Why You Should (Almost) Never Rinse Your Pasta
Cooks can improve their pasta in many ways, from using the right amount of water to being liberal with their seasoning. But one of the easiest ways to make a restaurant-quality bowl of spaghetti is to skip a step altogether. According to Food & Wine, you should never rinse your pasta after cooking it—except when making a specific type of recipe.
When noodles boil, they release starch. Most people don't notice it, but it's an essential ingredient in many classic pasta dishes. Cloudy, starchy water is better at thickening and binding sauces than plain water from the tap, which is why many recipes will tell you to reserve a cup of your cooking liquid.
Starch also will help sauce cling to a strand of bucatini or a rigatoni tube. Strained pasta is covered in a layer of starchy film. When you add that cooked pasta to a pan or pot with sauce, the sauce will adhere to the starchy coating. Without that coating, the sauce will slide right off. This is why you should never rinse your pasta: Washing the starch off with water will leave you with naked, flavorless noodles sitting in a pool of sauce instead of an integrated dish.
There is one exception to the never-rinse rule, and that's pasta salad. Pasta that's meant to be eaten cold has different requirements than a hot dish. Starch congeals as it cools, resulting in an unpleasant, gummy texture. Rinsing the product as soon as it's done cooking prevents this issue, and it also gets rid of any residual heat that may overcook your noodles.

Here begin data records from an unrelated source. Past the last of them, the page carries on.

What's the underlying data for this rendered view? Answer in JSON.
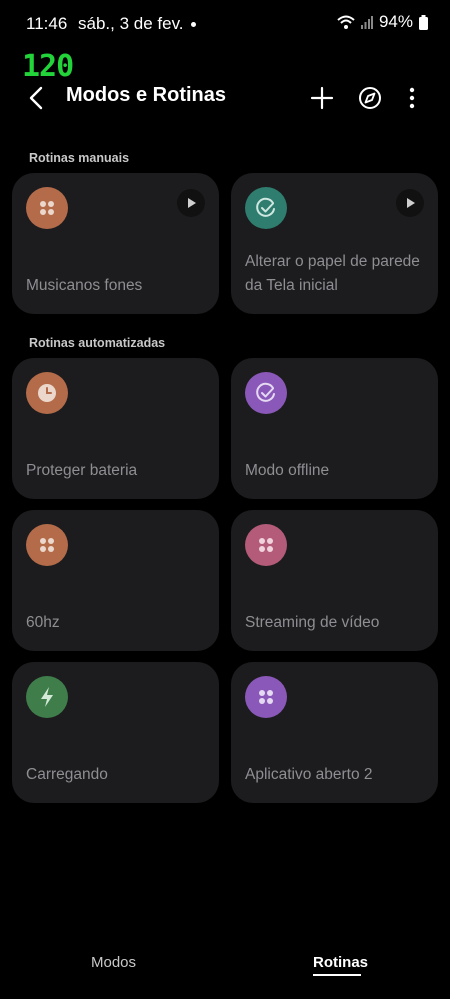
{
  "status": {
    "time": "11:46",
    "date": "sáb., 3 de fev.",
    "battery": "94%",
    "fps": "120"
  },
  "header": {
    "title": "Modos e Rotinas"
  },
  "sections": {
    "manual": "Rotinas manuais",
    "automated": "Rotinas automatizadas"
  },
  "manual_routines": [
    {
      "label": "Musicanos fones",
      "icon": "grid-dots-icon",
      "color": "#b36b4a"
    },
    {
      "label": "Alterar o papel de parede da Tela inicial",
      "icon": "check-circle-icon",
      "color": "#2e7d6e"
    }
  ],
  "automated_routines": [
    {
      "label": "Proteger bateria",
      "icon": "clock-icon",
      "color": "#b36b4a"
    },
    {
      "label": "Modo offline",
      "icon": "check-circle-icon",
      "color": "#8a58b8"
    },
    {
      "label": "60hz",
      "icon": "grid-dots-icon",
      "color": "#b36b4a"
    },
    {
      "label": "Streaming de vídeo",
      "icon": "grid-dots-icon",
      "color": "#b35b78"
    },
    {
      "label": "Carregando",
      "icon": "bolt-icon",
      "color": "#3f7d4b"
    },
    {
      "label": "Aplicativo aberto 2",
      "icon": "grid-dots-icon",
      "color": "#8a58b8"
    }
  ],
  "bottom_nav": {
    "modes": "Modos",
    "routines": "Rotinas",
    "active": "routines"
  }
}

If you know what you're doing, it's easy to elevate a pasta dish into a gourmet meal. The recipe doesn't have to be complicated: This simple pasta sauce requires three ingredients, and it's been hailed as one of the world's best.
[h/t Food & Wine]